* _Exercise objective_
In the entries below, find each line bearing the string "count" and copy it.

* _Recorded data_
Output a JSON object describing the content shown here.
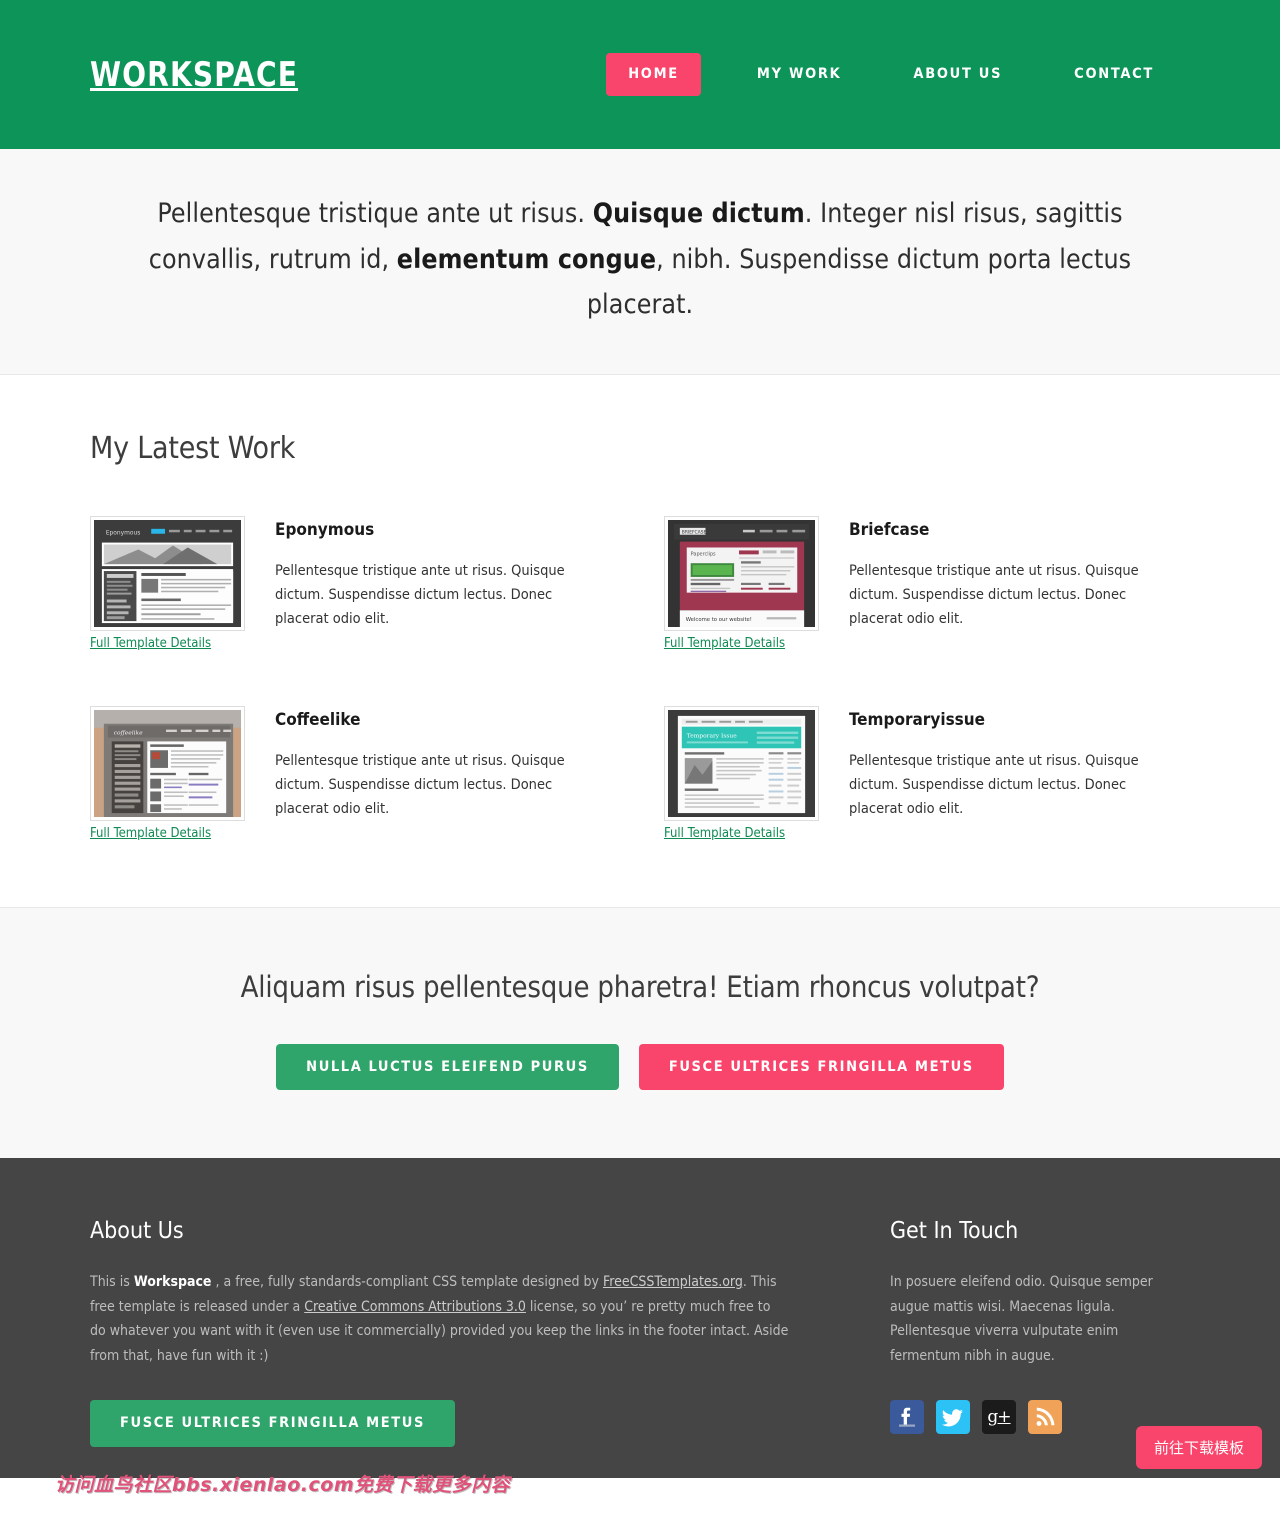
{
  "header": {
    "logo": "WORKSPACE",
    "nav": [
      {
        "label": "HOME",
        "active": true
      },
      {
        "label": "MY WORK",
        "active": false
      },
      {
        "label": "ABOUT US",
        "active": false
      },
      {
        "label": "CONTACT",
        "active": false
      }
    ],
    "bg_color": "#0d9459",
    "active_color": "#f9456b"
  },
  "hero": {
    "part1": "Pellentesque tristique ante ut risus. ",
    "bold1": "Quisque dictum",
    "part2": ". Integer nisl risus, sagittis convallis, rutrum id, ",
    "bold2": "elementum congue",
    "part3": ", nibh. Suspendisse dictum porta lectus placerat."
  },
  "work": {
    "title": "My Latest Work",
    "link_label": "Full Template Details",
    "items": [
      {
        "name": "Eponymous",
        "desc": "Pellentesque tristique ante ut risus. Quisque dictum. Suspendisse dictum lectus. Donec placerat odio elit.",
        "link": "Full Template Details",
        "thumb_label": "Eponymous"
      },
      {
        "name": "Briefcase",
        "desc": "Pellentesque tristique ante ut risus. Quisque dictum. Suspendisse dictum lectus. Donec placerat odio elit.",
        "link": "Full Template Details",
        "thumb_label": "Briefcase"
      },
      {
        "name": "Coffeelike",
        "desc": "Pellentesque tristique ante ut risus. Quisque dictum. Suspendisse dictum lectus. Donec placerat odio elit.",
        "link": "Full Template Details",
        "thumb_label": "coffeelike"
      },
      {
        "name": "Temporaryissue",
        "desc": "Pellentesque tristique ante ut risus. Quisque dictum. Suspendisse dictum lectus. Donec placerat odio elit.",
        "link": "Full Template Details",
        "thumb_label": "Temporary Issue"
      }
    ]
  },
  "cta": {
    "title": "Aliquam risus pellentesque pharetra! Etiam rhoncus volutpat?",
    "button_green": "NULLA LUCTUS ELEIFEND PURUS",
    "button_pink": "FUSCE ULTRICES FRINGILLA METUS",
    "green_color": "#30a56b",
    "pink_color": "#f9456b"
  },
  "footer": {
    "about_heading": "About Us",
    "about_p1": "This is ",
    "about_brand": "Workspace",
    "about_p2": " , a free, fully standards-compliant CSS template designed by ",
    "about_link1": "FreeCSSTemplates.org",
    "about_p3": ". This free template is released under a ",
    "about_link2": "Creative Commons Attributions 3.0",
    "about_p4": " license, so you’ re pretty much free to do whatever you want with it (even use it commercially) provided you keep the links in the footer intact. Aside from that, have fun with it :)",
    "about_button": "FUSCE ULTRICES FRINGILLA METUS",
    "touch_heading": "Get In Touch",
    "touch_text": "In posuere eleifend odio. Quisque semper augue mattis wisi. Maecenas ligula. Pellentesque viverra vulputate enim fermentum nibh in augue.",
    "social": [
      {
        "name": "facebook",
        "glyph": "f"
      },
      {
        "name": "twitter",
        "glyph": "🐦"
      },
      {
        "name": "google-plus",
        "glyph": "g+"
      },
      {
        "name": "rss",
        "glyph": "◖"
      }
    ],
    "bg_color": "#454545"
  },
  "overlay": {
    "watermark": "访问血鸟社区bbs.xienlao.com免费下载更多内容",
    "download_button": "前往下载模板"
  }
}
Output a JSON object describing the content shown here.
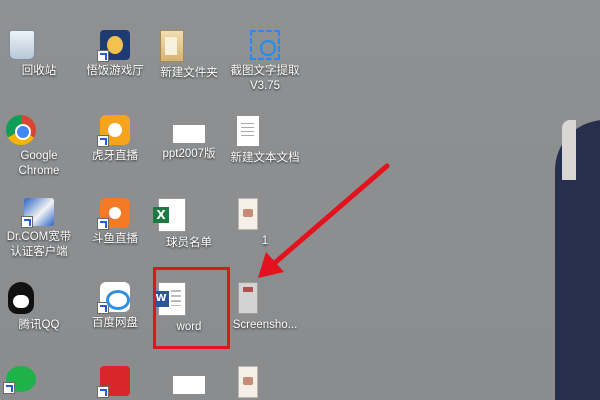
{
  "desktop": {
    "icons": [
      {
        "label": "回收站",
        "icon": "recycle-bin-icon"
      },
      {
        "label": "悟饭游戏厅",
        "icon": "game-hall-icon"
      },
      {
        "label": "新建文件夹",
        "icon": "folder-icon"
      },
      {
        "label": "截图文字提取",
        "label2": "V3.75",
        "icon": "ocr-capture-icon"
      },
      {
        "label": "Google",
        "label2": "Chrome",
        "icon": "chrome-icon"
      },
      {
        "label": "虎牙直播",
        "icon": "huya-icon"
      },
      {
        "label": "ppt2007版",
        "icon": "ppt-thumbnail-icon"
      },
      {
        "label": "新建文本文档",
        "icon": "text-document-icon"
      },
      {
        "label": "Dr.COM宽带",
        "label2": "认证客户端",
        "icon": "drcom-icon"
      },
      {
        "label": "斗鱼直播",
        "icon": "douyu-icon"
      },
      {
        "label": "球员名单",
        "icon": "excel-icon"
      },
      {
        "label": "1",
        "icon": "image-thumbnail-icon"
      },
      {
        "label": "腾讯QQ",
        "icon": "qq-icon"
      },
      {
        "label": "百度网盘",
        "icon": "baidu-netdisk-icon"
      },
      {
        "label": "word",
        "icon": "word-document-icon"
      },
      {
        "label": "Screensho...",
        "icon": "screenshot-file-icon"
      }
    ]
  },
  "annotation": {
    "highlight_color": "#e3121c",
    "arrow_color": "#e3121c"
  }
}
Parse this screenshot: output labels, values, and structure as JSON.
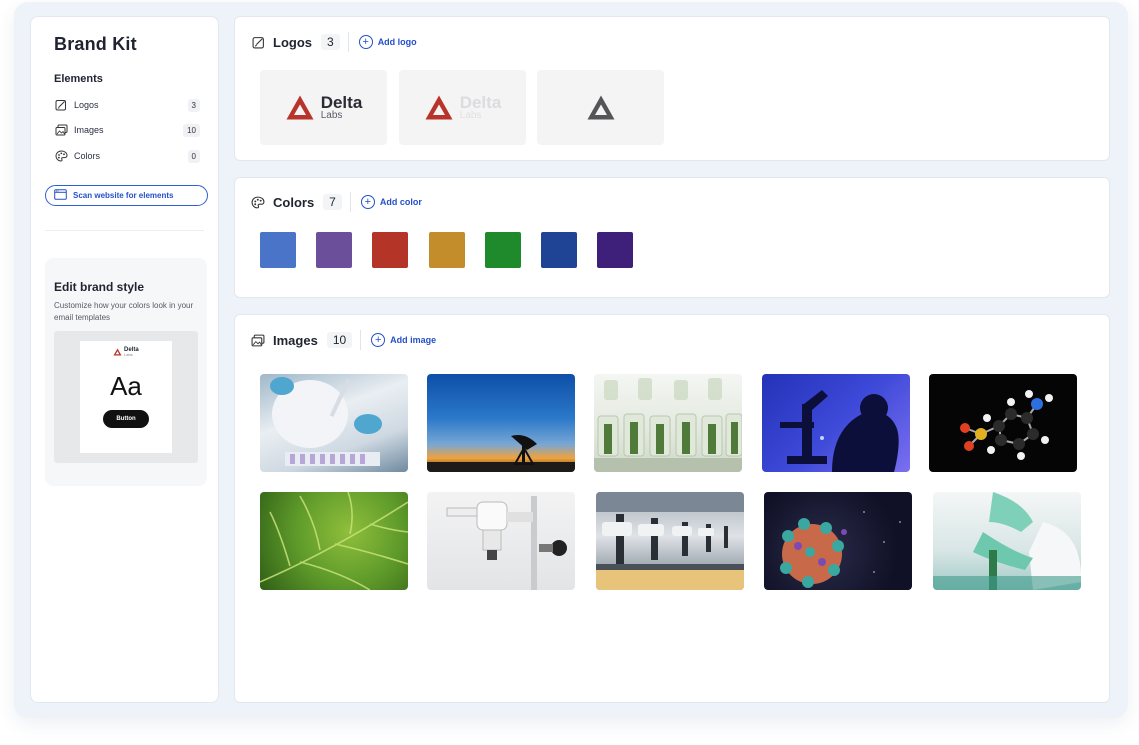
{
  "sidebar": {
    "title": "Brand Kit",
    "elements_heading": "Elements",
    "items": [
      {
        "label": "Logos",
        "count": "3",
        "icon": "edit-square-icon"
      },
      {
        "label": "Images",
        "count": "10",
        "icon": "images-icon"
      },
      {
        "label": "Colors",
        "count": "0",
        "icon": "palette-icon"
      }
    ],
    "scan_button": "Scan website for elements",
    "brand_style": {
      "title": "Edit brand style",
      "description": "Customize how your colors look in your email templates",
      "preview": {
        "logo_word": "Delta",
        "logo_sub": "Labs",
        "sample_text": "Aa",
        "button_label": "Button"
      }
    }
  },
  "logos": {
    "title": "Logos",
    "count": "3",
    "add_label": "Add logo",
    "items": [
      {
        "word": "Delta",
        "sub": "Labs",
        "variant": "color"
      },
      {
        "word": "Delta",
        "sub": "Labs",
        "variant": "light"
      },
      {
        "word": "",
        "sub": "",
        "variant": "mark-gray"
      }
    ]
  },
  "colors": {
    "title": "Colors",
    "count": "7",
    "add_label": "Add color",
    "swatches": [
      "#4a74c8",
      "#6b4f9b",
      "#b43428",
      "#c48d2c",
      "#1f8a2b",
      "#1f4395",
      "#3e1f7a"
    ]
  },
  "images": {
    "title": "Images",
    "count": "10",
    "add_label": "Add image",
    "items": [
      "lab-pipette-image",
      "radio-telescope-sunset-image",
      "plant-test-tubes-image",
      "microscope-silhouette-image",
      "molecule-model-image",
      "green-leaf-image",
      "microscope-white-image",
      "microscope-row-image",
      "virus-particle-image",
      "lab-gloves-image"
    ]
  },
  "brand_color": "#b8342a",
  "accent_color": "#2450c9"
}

* _Response to this task_
        "count": "3",
        "count": "10",
        "count": "0",
    "count": "3",
    "count": "7",
    "count": "10",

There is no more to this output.